Dataset rows describing interfaces
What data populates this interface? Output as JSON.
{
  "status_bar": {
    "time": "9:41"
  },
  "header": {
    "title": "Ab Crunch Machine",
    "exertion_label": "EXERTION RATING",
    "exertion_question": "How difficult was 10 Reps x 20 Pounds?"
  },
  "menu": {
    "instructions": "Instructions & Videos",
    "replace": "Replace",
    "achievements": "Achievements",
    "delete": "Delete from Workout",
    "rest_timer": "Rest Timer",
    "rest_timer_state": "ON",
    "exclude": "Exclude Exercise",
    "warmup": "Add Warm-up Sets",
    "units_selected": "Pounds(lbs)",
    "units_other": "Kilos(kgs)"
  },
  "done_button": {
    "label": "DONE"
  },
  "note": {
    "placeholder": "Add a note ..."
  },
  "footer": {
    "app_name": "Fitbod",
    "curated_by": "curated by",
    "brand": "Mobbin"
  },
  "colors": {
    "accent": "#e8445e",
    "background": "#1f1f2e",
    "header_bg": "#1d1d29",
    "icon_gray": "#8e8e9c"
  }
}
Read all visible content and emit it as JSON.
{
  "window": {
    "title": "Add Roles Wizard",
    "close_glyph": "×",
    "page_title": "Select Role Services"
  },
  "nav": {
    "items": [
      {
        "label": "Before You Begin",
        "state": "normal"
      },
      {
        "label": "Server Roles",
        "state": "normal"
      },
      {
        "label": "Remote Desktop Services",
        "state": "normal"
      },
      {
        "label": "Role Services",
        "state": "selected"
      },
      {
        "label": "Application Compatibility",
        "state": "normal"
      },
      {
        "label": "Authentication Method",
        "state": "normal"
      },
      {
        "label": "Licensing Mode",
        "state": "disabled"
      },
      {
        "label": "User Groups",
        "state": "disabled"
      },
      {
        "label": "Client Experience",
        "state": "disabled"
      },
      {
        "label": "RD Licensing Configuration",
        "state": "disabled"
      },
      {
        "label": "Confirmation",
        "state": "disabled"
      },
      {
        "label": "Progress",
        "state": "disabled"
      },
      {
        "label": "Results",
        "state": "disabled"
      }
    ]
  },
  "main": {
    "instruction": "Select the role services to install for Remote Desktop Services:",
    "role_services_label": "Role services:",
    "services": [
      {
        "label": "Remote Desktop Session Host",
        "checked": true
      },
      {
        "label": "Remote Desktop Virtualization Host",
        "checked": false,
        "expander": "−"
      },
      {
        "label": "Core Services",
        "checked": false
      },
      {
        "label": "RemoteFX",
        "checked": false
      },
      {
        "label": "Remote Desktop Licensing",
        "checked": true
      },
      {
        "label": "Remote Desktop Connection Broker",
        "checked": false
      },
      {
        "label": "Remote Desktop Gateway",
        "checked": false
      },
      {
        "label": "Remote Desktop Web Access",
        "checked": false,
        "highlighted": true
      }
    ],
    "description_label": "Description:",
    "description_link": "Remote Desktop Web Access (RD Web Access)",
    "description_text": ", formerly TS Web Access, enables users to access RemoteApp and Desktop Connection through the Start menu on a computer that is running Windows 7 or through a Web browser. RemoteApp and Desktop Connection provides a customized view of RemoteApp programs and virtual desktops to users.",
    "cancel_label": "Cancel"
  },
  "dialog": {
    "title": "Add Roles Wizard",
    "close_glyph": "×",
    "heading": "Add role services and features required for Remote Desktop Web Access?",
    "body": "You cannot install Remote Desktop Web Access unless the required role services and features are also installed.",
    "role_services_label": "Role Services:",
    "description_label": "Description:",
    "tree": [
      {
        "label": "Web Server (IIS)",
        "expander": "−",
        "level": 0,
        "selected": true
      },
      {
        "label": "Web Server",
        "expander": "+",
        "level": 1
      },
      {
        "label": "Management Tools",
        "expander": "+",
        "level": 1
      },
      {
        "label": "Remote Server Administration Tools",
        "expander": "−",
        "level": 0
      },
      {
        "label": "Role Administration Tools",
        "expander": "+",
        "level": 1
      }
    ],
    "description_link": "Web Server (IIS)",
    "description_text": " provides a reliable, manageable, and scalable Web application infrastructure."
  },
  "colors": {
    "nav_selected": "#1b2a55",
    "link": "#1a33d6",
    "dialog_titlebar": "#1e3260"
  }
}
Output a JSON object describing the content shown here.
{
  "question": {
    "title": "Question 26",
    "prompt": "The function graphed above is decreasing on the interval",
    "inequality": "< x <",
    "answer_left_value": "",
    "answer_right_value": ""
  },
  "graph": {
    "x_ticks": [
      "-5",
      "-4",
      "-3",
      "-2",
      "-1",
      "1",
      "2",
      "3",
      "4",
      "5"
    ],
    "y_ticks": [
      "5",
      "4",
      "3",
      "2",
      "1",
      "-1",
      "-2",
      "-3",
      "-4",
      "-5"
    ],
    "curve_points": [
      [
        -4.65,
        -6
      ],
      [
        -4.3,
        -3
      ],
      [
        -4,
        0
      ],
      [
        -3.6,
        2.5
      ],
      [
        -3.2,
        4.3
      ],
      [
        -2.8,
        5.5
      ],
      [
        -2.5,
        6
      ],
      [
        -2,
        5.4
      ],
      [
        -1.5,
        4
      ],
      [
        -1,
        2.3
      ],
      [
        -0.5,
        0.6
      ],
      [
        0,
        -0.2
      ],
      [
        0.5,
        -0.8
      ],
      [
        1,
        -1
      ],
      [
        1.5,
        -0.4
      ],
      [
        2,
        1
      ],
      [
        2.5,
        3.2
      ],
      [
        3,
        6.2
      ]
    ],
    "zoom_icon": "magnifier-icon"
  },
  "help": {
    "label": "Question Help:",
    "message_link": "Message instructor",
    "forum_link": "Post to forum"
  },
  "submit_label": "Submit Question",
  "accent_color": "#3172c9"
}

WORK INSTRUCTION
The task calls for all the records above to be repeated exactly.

SOLUTION TO THIS EXERCISE
What data populates this interface? Output as JSON.
{
  "status_bar": {
    "time": "9:41"
  },
  "header": {
    "title": "Ab Crunch Machine",
    "exertion_label": "EXERTION RATING",
    "exertion_question": "How difficult was 10 Reps x 20 Pounds?"
  },
  "menu": {
    "instructions": "Instructions & Videos",
    "replace": "Replace",
    "achievements": "Achievements",
    "delete": "Delete from Workout",
    "rest_timer": "Rest Timer",
    "rest_timer_state": "ON",
    "exclude": "Exclude Exercise",
    "warmup": "Add Warm-up Sets",
    "units_selected": "Pounds(lbs)",
    "units_other": "Kilos(kgs)"
  },
  "done_button": {
    "label": "DONE"
  },
  "note": {
    "placeholder": "Add a note ..."
  },
  "footer": {
    "app_name": "Fitbod",
    "curated_by": "curated by",
    "brand": "Mobbin"
  },
  "colors": {
    "accent": "#e8445e",
    "background": "#1f1f2e",
    "header_bg": "#1d1d29",
    "icon_gray": "#8e8e9c"
  }
}
Read all visible content and emit it as JSON.
{
  "window": {
    "title": "Add Roles Wizard",
    "close_glyph": "×",
    "page_title": "Select Role Services"
  },
  "nav": {
    "items": [
      {
        "label": "Before You Begin",
        "state": "normal"
      },
      {
        "label": "Server Roles",
        "state": "normal"
      },
      {
        "label": "Remote Desktop Services",
        "state": "normal"
      },
      {
        "label": "Role Services",
        "state": "selected"
      },
      {
        "label": "Application Compatibility",
        "state": "normal"
      },
      {
        "label": "Authentication Method",
        "state": "normal"
      },
      {
        "label": "Licensing Mode",
        "state": "disabled"
      },
      {
        "label": "User Groups",
        "state": "disabled"
      },
      {
        "label": "Client Experience",
        "state": "disabled"
      },
      {
        "label": "RD Licensing Configuration",
        "state": "disabled"
      },
      {
        "label": "Confirmation",
        "state": "disabled"
      },
      {
        "label": "Progress",
        "state": "disabled"
      },
      {
        "label": "Results",
        "state": "disabled"
      }
    ]
  },
  "main": {
    "instruction": "Select the role services to install for Remote Desktop Services:",
    "role_services_label": "Role services:",
    "services": [
      {
        "label": "Remote Desktop Session Host",
        "checked": true
      },
      {
        "label": "Remote Desktop Virtualization Host",
        "checked": false,
        "expander": "−"
      },
      {
        "label": "Core Services",
        "checked": false
      },
      {
        "label": "RemoteFX",
        "checked": false
      },
      {
        "label": "Remote Desktop Licensing",
        "checked": true
      },
      {
        "label": "Remote Desktop Connection Broker",
        "checked": false
      },
      {
        "label": "Remote Desktop Gateway",
        "checked": false
      },
      {
        "label": "Remote Desktop Web Access",
        "checked": false,
        "highlighted": true
      }
    ],
    "description_label": "Description:",
    "description_link": "Remote Desktop Web Access (RD Web Access)",
    "description_text": ", formerly TS Web Access, enables users to access RemoteApp and Desktop Connection through the Start menu on a computer that is running Windows 7 or through a Web browser. RemoteApp and Desktop Connection provides a customized view of RemoteApp programs and virtual desktops to users.",
    "cancel_label": "Cancel"
  },
  "dialog": {
    "title": "Add Roles Wizard",
    "close_glyph": "×",
    "heading": "Add role services and features required for Remote Desktop Web Access?",
    "body": "You cannot install Remote Desktop Web Access unless the required role services and features are also installed.",
    "role_services_label": "Role Services:",
    "description_label": "Description:",
    "tree": [
      {
        "label": "Web Server (IIS)",
        "expander": "−",
        "level": 0,
        "selected": true
      },
      {
        "label": "Web Server",
        "expander": "+",
        "level": 1
      },
      {
        "label": "Management Tools",
        "expander": "+",
        "level": 1
      },
      {
        "label": "Remote Server Administration Tools",
        "expander": "−",
        "level": 0
      },
      {
        "label": "Role Administration Tools",
        "expander": "+",
        "level": 1
      }
    ],
    "description_link": "Web Server (IIS)",
    "description_text": " provides a reliable, manageable, and scalable Web application infrastructure."
  },
  "colors": {
    "nav_selected": "#1b2a55",
    "link": "#1a33d6",
    "dialog_titlebar": "#1e3260"
  }
}
Output a JSON object describing the content shown here.
{
  "question": {
    "title": "Question 26",
    "prompt": "The function graphed above is decreasing on the interval",
    "inequality": "< x <",
    "answer_left_value": "",
    "answer_right_value": ""
  },
  "graph": {
    "x_ticks": [
      "-5",
      "-4",
      "-3",
      "-2",
      "-1",
      "1",
      "2",
      "3",
      "4",
      "5"
    ],
    "y_ticks": [
      "5",
      "4",
      "3",
      "2",
      "1",
      "-1",
      "-2",
      "-3",
      "-4",
      "-5"
    ],
    "curve_points": [
      [
        -4.65,
        -6
      ],
      [
        -4.3,
        -3
      ],
      [
        -4,
        0
      ],
      [
        -3.6,
        2.5
      ],
      [
        -3.2,
        4.3
      ],
      [
        -2.8,
        5.5
      ],
      [
        -2.5,
        6
      ],
      [
        -2,
        5.4
      ],
      [
        -1.5,
        4
      ],
      [
        -1,
        2.3
      ],
      [
        -0.5,
        0.6
      ],
      [
        0,
        -0.2
      ],
      [
        0.5,
        -0.8
      ],
      [
        1,
        -1
      ],
      [
        1.5,
        -0.4
      ],
      [
        2,
        1
      ],
      [
        2.5,
        3.2
      ],
      [
        3,
        6.2
      ]
    ],
    "zoom_icon": "magnifier-icon"
  },
  "help": {
    "label": "Question Help:",
    "message_link": "Message instructor",
    "forum_link": "Post to forum"
  },
  "submit_label": "Submit Question",
  "accent_color": "#3172c9"
}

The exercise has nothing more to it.